(EXTRACTED ENTRIES begins)
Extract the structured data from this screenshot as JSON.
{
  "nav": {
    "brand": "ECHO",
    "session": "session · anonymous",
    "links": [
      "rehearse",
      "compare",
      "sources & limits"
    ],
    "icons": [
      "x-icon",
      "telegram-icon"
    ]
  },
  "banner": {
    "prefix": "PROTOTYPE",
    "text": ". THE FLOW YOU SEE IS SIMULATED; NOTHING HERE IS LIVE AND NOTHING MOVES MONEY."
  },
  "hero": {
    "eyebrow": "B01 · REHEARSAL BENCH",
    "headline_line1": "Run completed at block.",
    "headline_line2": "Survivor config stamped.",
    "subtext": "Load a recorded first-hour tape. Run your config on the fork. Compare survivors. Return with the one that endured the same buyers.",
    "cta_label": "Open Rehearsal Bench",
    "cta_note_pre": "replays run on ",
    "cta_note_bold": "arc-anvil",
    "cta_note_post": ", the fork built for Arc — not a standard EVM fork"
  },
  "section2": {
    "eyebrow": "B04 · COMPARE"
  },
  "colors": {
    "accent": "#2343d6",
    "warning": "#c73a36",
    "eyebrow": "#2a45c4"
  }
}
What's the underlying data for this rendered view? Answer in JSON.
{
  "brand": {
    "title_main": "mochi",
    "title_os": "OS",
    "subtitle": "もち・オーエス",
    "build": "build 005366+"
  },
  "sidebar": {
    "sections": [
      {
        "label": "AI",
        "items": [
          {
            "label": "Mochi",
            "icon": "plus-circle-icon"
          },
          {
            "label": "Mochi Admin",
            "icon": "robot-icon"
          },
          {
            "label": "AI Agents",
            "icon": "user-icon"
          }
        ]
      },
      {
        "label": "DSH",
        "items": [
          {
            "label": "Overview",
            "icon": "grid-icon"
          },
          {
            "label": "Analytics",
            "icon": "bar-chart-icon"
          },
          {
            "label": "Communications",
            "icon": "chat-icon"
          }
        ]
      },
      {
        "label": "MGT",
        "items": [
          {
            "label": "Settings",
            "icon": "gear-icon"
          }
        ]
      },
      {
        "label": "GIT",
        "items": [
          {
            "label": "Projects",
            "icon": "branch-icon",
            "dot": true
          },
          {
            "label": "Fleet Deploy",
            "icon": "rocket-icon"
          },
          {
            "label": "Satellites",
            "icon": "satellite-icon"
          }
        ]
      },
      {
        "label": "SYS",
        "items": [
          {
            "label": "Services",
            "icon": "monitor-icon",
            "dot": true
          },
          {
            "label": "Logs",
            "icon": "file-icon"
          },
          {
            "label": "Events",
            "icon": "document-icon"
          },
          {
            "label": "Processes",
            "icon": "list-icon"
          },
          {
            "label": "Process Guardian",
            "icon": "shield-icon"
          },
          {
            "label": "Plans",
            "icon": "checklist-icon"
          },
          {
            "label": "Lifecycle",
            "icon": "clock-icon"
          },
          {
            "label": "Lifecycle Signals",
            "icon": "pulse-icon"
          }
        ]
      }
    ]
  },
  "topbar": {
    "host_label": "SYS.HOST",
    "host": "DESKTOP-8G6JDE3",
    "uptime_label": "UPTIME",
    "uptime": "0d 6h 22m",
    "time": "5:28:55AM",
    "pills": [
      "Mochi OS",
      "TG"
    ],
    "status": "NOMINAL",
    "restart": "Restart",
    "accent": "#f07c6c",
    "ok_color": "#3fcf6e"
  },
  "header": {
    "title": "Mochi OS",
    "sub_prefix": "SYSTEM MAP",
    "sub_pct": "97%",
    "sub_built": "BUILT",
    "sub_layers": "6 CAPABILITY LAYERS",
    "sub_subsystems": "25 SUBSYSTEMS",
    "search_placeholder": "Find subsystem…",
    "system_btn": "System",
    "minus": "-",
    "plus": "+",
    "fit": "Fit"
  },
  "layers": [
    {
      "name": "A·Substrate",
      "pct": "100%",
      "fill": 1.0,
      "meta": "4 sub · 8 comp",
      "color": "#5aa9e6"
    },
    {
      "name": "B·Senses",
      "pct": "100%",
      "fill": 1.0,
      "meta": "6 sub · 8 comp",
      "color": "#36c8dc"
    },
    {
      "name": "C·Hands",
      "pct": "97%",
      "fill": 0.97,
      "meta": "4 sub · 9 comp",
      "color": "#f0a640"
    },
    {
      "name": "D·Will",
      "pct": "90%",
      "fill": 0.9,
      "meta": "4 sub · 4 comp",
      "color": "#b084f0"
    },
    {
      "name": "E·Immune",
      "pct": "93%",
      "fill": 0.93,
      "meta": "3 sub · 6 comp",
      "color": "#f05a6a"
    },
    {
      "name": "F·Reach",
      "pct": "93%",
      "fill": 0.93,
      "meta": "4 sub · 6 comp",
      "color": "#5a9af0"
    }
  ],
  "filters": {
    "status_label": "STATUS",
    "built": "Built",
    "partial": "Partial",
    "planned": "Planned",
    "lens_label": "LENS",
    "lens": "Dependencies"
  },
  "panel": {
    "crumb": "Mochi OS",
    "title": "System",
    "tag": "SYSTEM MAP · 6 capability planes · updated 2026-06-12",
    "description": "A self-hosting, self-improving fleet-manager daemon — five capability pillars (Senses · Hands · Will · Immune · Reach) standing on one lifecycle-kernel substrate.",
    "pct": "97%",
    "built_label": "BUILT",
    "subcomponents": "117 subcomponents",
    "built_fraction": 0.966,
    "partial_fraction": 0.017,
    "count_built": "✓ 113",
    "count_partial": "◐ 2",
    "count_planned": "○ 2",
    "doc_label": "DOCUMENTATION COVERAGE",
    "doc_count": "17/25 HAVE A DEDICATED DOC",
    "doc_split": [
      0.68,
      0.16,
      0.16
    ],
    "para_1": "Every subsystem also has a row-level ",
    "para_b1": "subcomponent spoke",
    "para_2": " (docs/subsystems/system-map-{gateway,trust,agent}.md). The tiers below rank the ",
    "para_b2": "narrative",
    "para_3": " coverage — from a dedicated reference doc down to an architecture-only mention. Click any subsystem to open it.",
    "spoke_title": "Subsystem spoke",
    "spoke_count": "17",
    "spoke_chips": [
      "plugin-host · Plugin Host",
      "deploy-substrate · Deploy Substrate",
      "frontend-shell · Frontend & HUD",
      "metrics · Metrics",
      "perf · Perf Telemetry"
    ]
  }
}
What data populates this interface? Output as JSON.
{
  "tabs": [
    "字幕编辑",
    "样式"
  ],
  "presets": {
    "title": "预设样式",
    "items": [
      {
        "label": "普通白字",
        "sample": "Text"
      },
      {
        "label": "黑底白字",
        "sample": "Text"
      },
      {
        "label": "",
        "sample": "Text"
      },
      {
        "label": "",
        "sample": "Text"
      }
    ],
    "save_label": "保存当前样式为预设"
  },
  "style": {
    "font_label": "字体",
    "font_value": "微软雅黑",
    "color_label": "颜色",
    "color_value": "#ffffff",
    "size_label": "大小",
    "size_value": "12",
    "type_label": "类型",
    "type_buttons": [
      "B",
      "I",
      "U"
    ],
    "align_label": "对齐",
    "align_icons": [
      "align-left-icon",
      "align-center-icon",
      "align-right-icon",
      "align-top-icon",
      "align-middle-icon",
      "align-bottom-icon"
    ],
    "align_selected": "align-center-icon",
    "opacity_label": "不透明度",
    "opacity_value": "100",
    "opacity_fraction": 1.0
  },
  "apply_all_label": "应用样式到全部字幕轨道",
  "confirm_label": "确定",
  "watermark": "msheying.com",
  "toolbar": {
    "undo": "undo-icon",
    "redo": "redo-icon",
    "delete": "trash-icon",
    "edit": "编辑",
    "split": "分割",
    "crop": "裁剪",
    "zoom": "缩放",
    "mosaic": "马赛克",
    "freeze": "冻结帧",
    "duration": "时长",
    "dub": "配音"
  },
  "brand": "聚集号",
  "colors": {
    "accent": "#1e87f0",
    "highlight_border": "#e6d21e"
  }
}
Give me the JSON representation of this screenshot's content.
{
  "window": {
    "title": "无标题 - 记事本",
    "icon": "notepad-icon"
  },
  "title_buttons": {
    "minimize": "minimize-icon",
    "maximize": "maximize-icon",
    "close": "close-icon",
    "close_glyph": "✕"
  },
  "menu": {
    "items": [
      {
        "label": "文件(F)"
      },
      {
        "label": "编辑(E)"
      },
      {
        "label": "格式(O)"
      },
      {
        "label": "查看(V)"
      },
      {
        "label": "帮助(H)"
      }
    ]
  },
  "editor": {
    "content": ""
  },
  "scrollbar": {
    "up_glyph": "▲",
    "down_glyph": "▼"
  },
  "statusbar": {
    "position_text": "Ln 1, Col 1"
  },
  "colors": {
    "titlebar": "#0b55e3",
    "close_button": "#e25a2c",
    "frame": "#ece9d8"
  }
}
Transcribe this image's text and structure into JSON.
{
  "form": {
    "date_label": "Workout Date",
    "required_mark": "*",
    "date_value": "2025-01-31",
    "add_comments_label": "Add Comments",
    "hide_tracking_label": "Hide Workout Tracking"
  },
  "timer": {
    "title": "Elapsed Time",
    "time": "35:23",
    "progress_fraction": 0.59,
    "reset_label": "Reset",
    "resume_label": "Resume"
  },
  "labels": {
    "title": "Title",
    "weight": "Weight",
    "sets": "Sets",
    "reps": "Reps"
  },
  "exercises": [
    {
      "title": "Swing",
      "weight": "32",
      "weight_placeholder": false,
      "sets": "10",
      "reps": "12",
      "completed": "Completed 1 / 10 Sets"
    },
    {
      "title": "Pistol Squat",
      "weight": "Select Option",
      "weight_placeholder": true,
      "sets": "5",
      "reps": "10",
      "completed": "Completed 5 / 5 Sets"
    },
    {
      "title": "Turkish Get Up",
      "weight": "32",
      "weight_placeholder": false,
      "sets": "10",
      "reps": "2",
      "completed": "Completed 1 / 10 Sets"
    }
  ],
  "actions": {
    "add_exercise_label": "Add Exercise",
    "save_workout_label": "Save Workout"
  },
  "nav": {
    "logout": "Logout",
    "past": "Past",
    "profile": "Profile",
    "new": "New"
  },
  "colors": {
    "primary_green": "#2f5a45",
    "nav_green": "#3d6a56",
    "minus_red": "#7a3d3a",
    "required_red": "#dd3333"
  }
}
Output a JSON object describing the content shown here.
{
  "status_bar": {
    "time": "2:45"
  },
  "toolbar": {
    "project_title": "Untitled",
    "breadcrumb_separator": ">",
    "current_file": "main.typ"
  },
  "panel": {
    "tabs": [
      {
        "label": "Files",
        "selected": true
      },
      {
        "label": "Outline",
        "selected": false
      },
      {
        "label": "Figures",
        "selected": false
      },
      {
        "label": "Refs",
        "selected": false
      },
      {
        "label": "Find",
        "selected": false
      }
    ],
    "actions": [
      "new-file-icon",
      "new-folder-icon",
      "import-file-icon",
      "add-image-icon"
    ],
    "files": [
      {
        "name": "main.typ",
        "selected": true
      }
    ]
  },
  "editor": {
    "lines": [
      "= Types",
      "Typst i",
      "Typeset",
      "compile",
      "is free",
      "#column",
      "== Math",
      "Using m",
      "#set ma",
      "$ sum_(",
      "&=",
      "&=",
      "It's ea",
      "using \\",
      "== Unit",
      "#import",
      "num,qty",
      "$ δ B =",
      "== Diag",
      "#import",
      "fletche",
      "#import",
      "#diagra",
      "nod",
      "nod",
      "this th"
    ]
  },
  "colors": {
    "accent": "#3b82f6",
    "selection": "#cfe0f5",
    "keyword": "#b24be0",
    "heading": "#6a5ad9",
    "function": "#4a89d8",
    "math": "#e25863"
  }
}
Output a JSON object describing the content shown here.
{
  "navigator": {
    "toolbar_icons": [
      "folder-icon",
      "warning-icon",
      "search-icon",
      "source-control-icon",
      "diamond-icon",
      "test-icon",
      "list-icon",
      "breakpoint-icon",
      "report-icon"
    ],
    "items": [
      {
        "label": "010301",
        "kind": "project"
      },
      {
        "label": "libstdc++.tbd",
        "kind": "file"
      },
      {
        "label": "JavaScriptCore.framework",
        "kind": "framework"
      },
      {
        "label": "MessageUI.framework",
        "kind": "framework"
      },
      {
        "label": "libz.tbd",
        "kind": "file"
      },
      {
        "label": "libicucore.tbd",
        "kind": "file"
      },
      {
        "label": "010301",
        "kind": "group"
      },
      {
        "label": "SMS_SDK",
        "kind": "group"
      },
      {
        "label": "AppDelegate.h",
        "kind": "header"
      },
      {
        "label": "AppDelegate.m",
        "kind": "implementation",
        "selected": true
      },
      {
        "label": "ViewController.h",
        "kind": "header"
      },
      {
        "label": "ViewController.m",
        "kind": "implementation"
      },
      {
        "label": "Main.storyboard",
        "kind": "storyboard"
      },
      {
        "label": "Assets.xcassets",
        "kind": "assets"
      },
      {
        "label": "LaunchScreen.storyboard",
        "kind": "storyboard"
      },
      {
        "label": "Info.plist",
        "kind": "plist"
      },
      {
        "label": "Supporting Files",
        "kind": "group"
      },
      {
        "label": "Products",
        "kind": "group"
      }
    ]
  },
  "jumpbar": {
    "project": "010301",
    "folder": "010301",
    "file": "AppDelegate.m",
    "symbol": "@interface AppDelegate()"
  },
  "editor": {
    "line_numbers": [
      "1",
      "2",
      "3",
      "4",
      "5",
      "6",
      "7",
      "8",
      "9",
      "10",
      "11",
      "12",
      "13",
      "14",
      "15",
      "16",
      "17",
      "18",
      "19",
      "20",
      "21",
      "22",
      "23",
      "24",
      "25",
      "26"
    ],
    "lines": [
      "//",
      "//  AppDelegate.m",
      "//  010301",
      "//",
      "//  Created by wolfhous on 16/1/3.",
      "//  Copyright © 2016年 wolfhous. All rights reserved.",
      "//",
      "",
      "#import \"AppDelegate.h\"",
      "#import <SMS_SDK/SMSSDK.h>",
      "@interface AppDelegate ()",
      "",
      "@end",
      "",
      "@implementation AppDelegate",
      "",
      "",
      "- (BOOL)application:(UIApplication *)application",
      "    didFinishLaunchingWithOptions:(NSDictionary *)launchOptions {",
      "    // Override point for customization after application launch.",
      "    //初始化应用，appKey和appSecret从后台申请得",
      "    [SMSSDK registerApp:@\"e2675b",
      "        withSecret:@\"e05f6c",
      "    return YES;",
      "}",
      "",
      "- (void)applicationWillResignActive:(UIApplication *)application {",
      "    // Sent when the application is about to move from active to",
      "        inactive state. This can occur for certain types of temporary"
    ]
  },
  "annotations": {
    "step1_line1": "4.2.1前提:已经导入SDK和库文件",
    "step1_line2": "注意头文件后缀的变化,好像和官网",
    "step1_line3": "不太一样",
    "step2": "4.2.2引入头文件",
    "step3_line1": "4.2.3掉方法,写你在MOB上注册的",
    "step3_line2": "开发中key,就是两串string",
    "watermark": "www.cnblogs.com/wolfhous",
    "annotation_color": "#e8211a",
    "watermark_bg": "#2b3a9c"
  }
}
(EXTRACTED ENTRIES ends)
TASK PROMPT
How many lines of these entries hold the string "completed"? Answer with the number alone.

YOUR RESPONSE
4